Exact output of all the records is required.

┄┄┄┄┄┄┄┄┄┄

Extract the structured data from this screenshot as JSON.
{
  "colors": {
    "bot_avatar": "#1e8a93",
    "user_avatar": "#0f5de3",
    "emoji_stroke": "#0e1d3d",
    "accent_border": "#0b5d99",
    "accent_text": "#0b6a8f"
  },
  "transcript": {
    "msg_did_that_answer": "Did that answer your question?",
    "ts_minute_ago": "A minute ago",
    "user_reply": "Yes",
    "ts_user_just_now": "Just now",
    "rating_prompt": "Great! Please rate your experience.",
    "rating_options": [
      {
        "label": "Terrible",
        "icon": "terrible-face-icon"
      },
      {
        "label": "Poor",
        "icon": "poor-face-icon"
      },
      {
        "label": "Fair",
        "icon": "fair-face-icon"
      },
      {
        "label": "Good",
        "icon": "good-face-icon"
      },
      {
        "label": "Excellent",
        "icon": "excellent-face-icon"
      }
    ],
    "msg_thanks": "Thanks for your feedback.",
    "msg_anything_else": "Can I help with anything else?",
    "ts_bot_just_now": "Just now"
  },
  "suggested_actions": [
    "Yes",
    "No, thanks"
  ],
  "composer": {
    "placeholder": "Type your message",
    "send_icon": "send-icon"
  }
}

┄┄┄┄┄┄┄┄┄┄

__Answer for the task__:
Extract the structured data from this screenshot as JSON.
{
  "colors": {
    "bot_avatar": "#1e8a93",
    "user_avatar": "#0f5de3",
    "emoji_stroke": "#0e1d3d",
    "accent_border": "#0b5d99",
    "accent_text": "#0b6a8f"
  },
  "transcript": {
    "msg_did_that_answer": "Did that answer your question?",
    "ts_minute_ago": "A minute ago",
    "user_reply": "Yes",
    "ts_user_just_now": "Just now",
    "rating_prompt": "Great! Please rate your experience.",
    "rating_options": [
      {
        "label": "Terrible",
        "icon": "terrible-face-icon"
      },
      {
        "label": "Poor",
        "icon": "poor-face-icon"
      },
      {
        "label": "Fair",
        "icon": "fair-face-icon"
      },
      {
        "label": "Good",
        "icon": "good-face-icon"
      },
      {
        "label": "Excellent",
        "icon": "excellent-face-icon"
      }
    ],
    "msg_thanks": "Thanks for your feedback.",
    "msg_anything_else": "Can I help with anything else?",
    "ts_bot_just_now": "Just now"
  },
  "suggested_actions": [
    "Yes",
    "No, thanks"
  ],
  "composer": {
    "placeholder": "Type your message",
    "send_icon": "send-icon"
  }
}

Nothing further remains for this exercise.